Jupiter moon Europa has just transited Ganymede, November 17, 2009
Sketch and Details by Michael Rosolina
Because of the geometry of Earth’s orbit in relation to Jupiter’s orbit, this has been a very good year for seeing transits across the Jovian disk. Not only have there been numerous transits of the Galilean moons and their shadows, the moons themselves have been transiting and occulting one another as seen from our vantage point here on Earth.
In this sketch, Europa has just completed an annular transit of Ganymede, passing in front of the larger moon but not blocking it completely. Because of Jupiter’s low altitude, I was unable to use high enough magnification to see any detail of the transit beyond watching the two bright dots move towards each other, merge, and then move apart.

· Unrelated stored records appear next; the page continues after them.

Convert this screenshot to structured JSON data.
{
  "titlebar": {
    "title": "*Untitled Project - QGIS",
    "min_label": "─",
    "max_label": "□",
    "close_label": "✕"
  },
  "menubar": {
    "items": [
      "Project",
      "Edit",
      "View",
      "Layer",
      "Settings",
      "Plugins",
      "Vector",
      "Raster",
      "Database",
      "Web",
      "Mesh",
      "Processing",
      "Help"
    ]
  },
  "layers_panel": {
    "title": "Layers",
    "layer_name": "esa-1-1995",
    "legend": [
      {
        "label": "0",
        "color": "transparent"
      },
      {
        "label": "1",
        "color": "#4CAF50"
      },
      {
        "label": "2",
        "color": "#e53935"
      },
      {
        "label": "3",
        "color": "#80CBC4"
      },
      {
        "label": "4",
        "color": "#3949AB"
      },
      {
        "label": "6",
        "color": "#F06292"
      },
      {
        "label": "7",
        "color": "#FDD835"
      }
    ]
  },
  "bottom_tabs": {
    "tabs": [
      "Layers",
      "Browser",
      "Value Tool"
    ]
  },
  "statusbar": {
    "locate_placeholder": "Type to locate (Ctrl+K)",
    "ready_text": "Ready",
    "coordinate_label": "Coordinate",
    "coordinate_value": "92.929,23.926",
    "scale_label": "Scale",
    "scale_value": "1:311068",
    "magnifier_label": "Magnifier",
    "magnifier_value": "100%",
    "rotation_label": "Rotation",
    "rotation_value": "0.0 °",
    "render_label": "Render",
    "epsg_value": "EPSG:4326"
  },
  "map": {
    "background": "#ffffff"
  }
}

At the same time, Callisto (the largest Galilean moon) was transiting in front of Jupiter. Unlike the two smaller moons, Io and Europa, which tend to disappear from view after they cross the Jovian limb, Callisto (and Ganymede) usually can be seen against the cloudtops due to their darker albedo. [All of the moons’ shadows can be seen in transit given adequate seeing conditions.]
This sketch of Jupiter was done at the eyepiece using 2B and 4B graphite pencils on white copy paper. After scanning, I set Jupiter against a black digital background, placed the positions of the satellites from field notes, and added the text.
I hope you enjoy this view of the King and his consorts and get a chance to see one of these transits yourself before the giant planet disappears for the year.
Jupiter and Galilean Moons
Friars Hill, WV USA
17 November 2009